Traditionally made during the Lunar New Year, these tiny embellished cakes are almost too pretty to eat. They’re surprisingly heavy, with the crumbly golden pastry encasing a dense filling. Although they can be made savoury, sweet lotus seed paste is the OG. It’s meant to be sliced into triangles like a full-size cake, but if you can’t resist biting right in, we won’t tell.
Namkeen or mithai? With bak kwa, the answer is yes. Thin slices of dried pork are glazed with soy sauce, spices, and sugar to create this popular Lunar New Year delicacy. It’s chewy, slightly crispy, sweet, and savoury – so whatever your craving of the moment happens to be, bak kwa is the solution.
Salted egg chips
The Singaporean obsession with salted egg flavouring extends to an endless array of pastries and snacks. It makes sense once you realise that salted egg tastes neither like salt, nor like eggs. Instead, it’s rich and custardy with a savoury hit – just what you want from a crunchy chip. Ordinary potato chips are a good option, and if you like seafood, you should give the salted egg fish-skin crisps a go. As long as it’s salted egg, it’s all good.
Kaya toast is the ultimate Singaporean street food breakfast, and it’s a fantastic start to the day. Cafés spread this coconut jam and a hefty slab of butter between toast, designed for dipping in coffee and an optional soft-boiled egg. Take your bun-maska game to new heights with a jar of kaya.
Marmite is the Maleficent of condiments, a dark goopy villain who is really just misunderstood because she can’t be Nutella. Yet Marmite is packed with umami flavour and fortified with essential B vitamins, so a spoonful goes a long way. Stir it into your soups and sauces, spread it on your buttered toast, and fall in love. Find your one true jar with variations like chilli, peanut butter Marmite, and the newly released truffle Marmite.

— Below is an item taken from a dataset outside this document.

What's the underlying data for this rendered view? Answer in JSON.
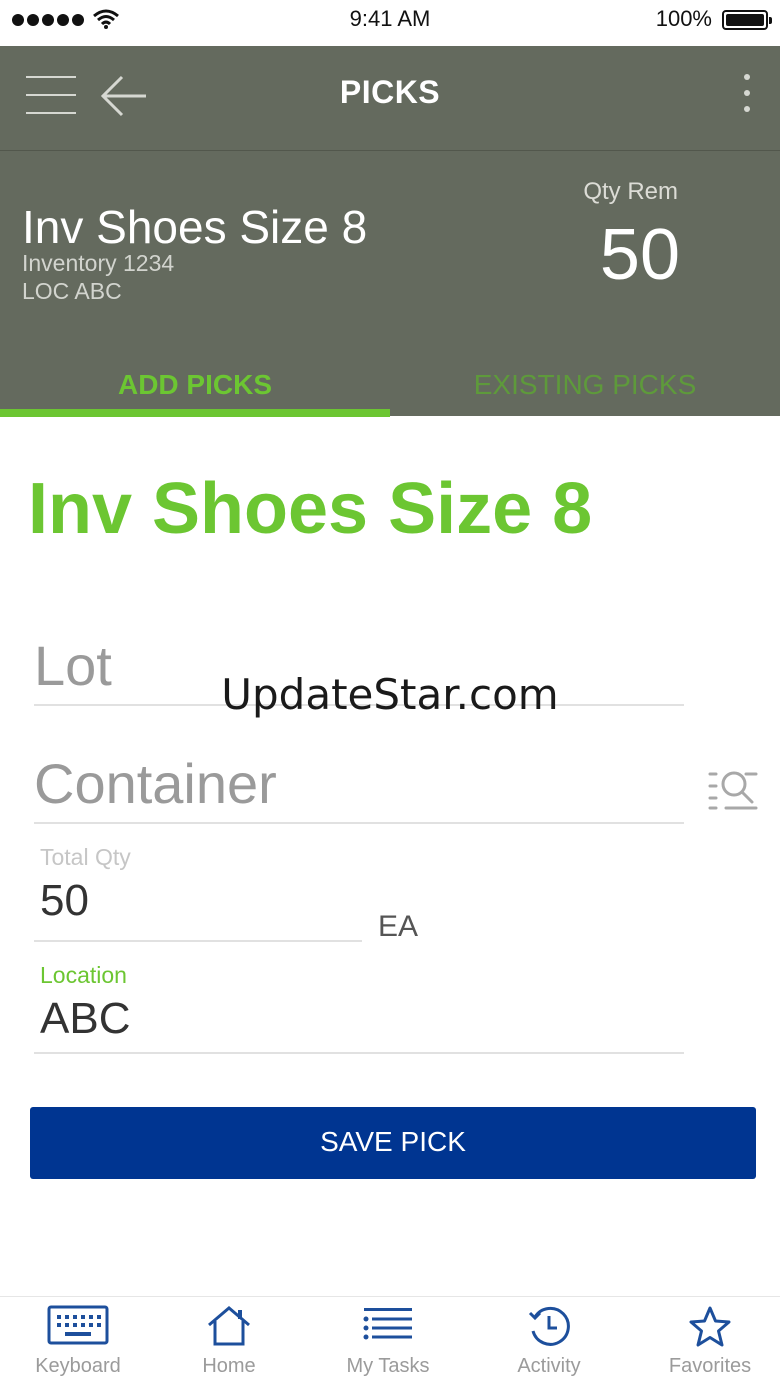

The second best part of afternoon tea is the fancy tiered trays and dainty cups. The best part is clotted cream. Scones, after all, are merely a vehicle to transport clotted cream into your mouth. While British biscuits like shortbread or Jaffa cakes will always find space in your luggage, make some room for a shelf-stable pot of the good stuff.
Sarawak layer cake
Picture this: You’re sitting in a bakery in Malaysia when you spot this towering slice on the counter. You lock eyes and it’s love at first sight. This stunning creation is the Idris Elba of cakes, guaranteed to draw gasps and swoon wherever it goes. Is it a work of art or a straight-up snack? You be the judge.